Getting ripped, and not ripped off, in Ocean County
Wasteland Blues – O.C. Rippers (Ruined Records)
Ocean County, New Jersey, is a 40-minute drive from the Ashbury Park foreshore of Bruce Springsteen and a million miles from his $5000 concert tickets. The same goes for the music of O.C. Rippers, whose 16-song “Wasteland Blues” album is a million times more exciting.
It’s the vinyl version of the 2021 debut CD and if you hang around the I-94 Bar you’ll know the modus operandi: Equal parts Dead Boys, Stooges and Candy Snatchers (especially) with songs that mostly last less than two minutes and are spat out at breakneck pace (for the most part) with venom.
“Wasteland Blues” follows a well-worn path that was immortalised (if that’s not too ironic a term) on compilations like the “Killed By Death” series that chronicled the lonely, lost and lethal punk rock bands of the 1980s and ‘90s American Midwest. Like the bands on those records, they are mightily pissed off.
O.C. Rippers is a local punk supergroup of sorts, by all accounts, with members doing time with Dead Heroes, No Parole, Something In The Water, Wormeaters, Phibes and Lethal Aggression. Although I wouldn’t know them if I slipped on their vomit in a dive bar, their album passes The Saturday Night Test with flying colours: i.e. Would I pay 10 bucks to see them on in a place where I risk spilling my drink because I need a pinch bar to separate the soles of my boots from the beer sodden sticky carpet?

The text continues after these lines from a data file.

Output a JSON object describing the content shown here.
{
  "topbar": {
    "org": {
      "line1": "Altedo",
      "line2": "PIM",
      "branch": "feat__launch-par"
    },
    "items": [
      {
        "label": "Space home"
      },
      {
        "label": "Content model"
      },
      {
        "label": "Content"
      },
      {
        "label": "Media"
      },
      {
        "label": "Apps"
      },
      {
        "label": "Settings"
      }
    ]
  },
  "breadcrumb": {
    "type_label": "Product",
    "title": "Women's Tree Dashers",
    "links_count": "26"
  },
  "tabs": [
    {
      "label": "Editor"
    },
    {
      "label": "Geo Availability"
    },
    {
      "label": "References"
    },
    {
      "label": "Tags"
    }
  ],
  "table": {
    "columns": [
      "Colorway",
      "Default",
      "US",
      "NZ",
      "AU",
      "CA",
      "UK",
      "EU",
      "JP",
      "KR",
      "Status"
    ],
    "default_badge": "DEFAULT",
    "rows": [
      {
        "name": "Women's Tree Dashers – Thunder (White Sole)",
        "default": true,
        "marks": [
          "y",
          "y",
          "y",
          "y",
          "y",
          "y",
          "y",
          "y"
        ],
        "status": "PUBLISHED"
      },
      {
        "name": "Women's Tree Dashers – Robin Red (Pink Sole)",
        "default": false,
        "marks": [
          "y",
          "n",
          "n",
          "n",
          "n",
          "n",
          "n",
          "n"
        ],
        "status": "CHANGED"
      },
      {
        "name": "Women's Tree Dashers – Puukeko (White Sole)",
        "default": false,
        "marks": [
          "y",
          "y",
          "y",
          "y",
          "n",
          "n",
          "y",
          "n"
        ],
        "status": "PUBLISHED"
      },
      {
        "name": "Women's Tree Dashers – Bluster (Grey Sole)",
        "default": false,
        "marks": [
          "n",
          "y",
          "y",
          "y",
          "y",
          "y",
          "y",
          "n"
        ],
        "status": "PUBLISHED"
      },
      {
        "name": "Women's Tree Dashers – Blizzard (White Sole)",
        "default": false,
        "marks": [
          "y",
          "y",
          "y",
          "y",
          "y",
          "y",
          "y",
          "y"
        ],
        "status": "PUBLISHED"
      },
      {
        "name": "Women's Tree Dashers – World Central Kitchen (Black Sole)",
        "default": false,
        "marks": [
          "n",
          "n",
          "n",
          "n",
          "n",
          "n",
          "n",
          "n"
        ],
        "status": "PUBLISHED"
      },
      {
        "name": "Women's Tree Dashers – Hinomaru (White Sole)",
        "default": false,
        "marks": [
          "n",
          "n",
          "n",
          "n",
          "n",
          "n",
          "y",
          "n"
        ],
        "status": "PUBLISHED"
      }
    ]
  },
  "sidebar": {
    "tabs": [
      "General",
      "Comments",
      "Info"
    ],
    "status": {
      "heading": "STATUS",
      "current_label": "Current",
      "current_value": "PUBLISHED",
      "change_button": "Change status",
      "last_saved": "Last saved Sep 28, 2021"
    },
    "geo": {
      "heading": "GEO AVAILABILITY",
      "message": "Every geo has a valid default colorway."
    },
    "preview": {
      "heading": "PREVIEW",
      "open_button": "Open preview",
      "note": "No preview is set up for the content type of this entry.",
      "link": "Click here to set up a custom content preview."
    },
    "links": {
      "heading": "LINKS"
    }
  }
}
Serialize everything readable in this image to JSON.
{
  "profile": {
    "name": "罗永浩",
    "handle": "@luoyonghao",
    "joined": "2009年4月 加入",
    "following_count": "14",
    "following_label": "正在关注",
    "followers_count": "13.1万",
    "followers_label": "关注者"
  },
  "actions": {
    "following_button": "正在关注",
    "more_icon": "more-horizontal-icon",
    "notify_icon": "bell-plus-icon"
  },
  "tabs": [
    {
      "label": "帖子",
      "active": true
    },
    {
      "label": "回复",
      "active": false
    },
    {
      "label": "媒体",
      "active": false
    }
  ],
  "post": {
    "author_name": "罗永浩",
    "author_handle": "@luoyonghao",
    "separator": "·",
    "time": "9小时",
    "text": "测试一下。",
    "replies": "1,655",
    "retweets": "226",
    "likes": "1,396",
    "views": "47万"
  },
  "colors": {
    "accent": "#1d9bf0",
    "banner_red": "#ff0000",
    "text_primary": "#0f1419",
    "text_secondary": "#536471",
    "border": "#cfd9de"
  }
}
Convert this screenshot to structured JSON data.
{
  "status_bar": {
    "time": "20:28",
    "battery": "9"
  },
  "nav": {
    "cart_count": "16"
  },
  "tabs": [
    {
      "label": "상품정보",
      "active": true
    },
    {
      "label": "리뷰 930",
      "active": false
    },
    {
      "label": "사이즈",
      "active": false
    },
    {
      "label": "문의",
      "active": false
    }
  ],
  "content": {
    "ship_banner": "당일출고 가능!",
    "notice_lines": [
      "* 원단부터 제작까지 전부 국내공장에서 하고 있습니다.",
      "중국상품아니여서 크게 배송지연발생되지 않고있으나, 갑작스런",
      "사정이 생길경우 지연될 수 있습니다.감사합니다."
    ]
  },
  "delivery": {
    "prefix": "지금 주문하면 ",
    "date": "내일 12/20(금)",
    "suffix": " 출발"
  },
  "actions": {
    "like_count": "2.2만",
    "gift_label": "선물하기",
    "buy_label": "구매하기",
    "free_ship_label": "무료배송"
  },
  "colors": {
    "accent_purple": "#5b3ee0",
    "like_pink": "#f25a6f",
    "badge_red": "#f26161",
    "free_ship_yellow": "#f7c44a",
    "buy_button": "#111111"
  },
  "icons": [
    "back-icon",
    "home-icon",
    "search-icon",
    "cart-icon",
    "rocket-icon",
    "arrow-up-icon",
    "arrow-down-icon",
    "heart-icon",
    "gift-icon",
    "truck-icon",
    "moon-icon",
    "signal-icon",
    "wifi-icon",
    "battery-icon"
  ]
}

Although you might have heard this story before, it’s the manner of O.C. Rippers’ telling of it that makes it worth a re-run. The songs have variety and dynamics, and range from ful frontal punk rock assaults to a bluesy groove. Singer Lyle can swing from an adenoidal outburst (“Do The Whip”, “White Lightning”) to a scuzzy growl and Jonny’s guitar fills the available spaces without lapsing into monotony.
Dig deep and you’ll realise that “The Power of Love” (not that one) is a pop song. “Just Gotta Run” could be mistaken for a slice of New Wave of British Metal before finding its punk rock feet, while “Vomit-pig”, “Born in Waco” and “Piss” are foot-to-the-floor bursts. “Rock and Roll Until I Die” sounds like Dr Feelgood covered by Sid Vicious.
“Feed Me” features the most fuzzed bass you’ll hear this side of a Cosmic Psychos experiment and the rhythm section indulges in some spectacular floor routines that would do the US gymnastics team proud.
Not the worst 15 bucks you’ll spend this month and a much better investment than a ticket to boost the superannuation account of boring old Broooooooce.